Would you set down the whole listing again exactly as it appears?
** Exercise materials follows **
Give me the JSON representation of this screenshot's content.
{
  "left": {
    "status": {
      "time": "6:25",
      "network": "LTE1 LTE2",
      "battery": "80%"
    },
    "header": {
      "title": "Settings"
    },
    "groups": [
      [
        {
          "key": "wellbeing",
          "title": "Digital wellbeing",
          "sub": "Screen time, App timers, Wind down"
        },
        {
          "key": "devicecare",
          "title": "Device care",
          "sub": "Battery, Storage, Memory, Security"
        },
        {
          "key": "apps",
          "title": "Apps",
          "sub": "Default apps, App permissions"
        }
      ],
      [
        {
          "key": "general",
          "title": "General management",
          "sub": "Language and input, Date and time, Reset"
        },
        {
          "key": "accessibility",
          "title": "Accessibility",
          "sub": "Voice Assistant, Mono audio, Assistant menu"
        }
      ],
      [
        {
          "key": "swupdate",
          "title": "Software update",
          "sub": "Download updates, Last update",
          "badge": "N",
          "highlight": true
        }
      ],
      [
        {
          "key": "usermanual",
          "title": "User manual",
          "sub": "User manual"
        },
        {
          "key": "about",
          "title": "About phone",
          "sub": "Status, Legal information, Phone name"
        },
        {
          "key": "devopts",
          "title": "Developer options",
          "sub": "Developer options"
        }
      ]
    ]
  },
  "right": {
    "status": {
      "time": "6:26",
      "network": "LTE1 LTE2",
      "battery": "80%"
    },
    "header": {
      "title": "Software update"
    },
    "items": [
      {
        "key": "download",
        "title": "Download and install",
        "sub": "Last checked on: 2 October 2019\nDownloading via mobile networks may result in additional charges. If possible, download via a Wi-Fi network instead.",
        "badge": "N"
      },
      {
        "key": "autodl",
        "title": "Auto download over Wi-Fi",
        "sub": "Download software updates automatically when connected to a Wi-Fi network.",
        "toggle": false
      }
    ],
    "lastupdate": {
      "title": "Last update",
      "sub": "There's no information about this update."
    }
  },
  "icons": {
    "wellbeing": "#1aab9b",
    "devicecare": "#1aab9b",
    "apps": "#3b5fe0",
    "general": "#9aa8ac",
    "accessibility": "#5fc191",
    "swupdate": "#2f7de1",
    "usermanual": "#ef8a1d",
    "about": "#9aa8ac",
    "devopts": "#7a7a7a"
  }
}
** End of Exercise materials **
● **Answer to this exercise**:
Give me the JSON representation of this screenshot's content.
{
  "left": {
    "status": {
      "time": "6:25",
      "network": "LTE1 LTE2",
      "battery": "80%"
    },
    "header": {
      "title": "Settings"
    },
    "groups": [
      [
        {
          "key": "wellbeing",
          "title": "Digital wellbeing",
          "sub": "Screen time, App timers, Wind down"
        },
        {
          "key": "devicecare",
          "title": "Device care",
          "sub": "Battery, Storage, Memory, Security"
        },
        {
          "key": "apps",
          "title": "Apps",
          "sub": "Default apps, App permissions"
        }
      ],
      [
        {
          "key": "general",
          "title": "General management",
          "sub": "Language and input, Date and time, Reset"
        },
        {
          "key": "accessibility",
          "title": "Accessibility",
          "sub": "Voice Assistant, Mono audio, Assistant menu"
        }
      ],
      [
        {
          "key": "swupdate",
          "title": "Software update",
          "sub": "Download updates, Last update",
          "badge": "N",
          "highlight": true
        }
      ],
      [
        {
          "key": "usermanual",
          "title": "User manual",
          "sub": "User manual"
        },
        {
          "key": "about",
          "title": "About phone",
          "sub": "Status, Legal information, Phone name"
        },
        {
          "key": "devopts",
          "title": "Developer options",
          "sub": "Developer options"
        }
      ]
    ]
  },
  "right": {
    "status": {
      "time": "6:26",
      "network": "LTE1 LTE2",
      "battery": "80%"
    },
    "header": {
      "title": "Software update"
    },
    "items": [
      {
        "key": "download",
        "title": "Download and install",
        "sub": "Last checked on: 2 October 2019\nDownloading via mobile networks may result in additional charges. If possible, download via a Wi-Fi network instead.",
        "badge": "N"
      },
      {
        "key": "autodl",
        "title": "Auto download over Wi-Fi",
        "sub": "Download software updates automatically when connected to a Wi-Fi network.",
        "toggle": false
      }
    ],
    "lastupdate": {
      "title": "Last update",
      "sub": "There's no information about this update."
    }
  },
  "icons": {
    "wellbeing": "#1aab9b",
    "devicecare": "#1aab9b",
    "apps": "#3b5fe0",
    "general": "#9aa8ac",
    "accessibility": "#5fc191",
    "swupdate": "#2f7de1",
    "usermanual": "#ef8a1d",
    "about": "#9aa8ac",
    "devopts": "#7a7a7a"
  }
}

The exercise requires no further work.